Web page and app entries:
^^^^

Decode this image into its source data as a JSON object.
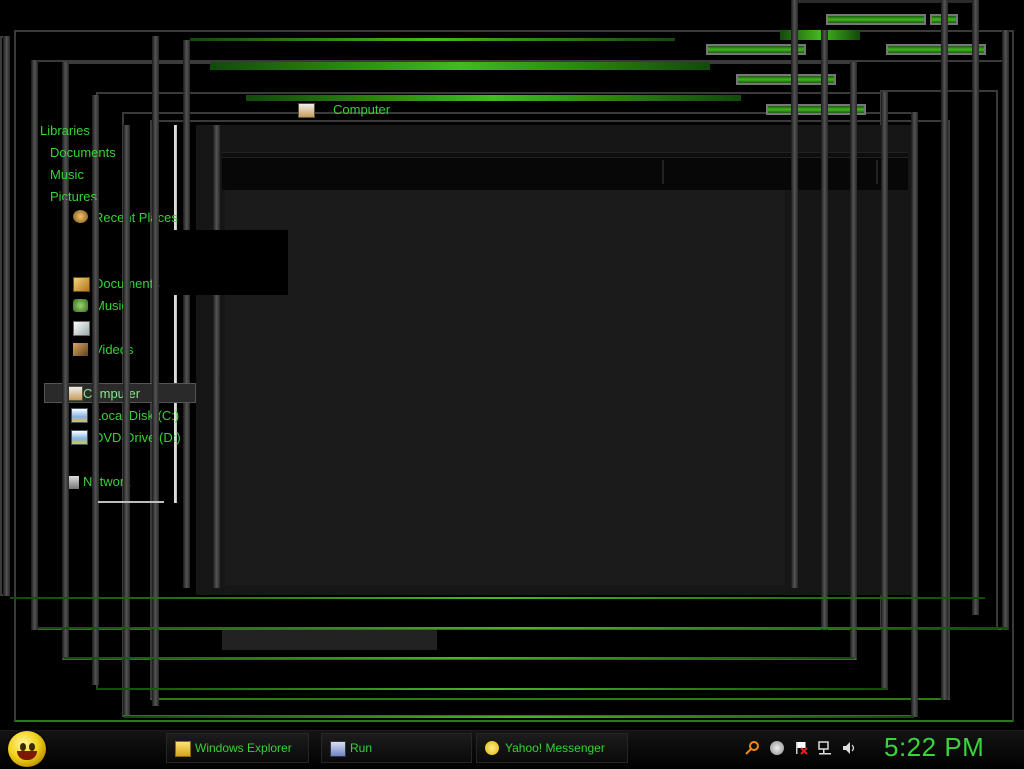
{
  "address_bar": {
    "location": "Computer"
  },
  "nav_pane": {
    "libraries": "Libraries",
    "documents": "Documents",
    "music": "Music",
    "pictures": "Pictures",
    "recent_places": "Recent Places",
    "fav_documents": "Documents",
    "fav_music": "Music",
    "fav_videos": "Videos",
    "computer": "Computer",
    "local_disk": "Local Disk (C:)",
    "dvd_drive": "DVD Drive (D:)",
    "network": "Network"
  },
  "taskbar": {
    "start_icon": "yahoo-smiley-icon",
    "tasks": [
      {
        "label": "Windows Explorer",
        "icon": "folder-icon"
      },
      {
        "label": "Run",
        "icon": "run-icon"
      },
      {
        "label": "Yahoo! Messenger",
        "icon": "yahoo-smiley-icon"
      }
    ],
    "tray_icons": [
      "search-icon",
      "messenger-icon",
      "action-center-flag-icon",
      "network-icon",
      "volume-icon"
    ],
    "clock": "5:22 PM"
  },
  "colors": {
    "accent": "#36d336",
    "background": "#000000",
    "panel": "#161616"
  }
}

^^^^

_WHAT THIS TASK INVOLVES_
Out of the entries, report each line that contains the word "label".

_OUTPUT FOR THIS TASK_
        "label": "Windows Explorer",
        "label": "Run",
        "label": "Yahoo! Messenger",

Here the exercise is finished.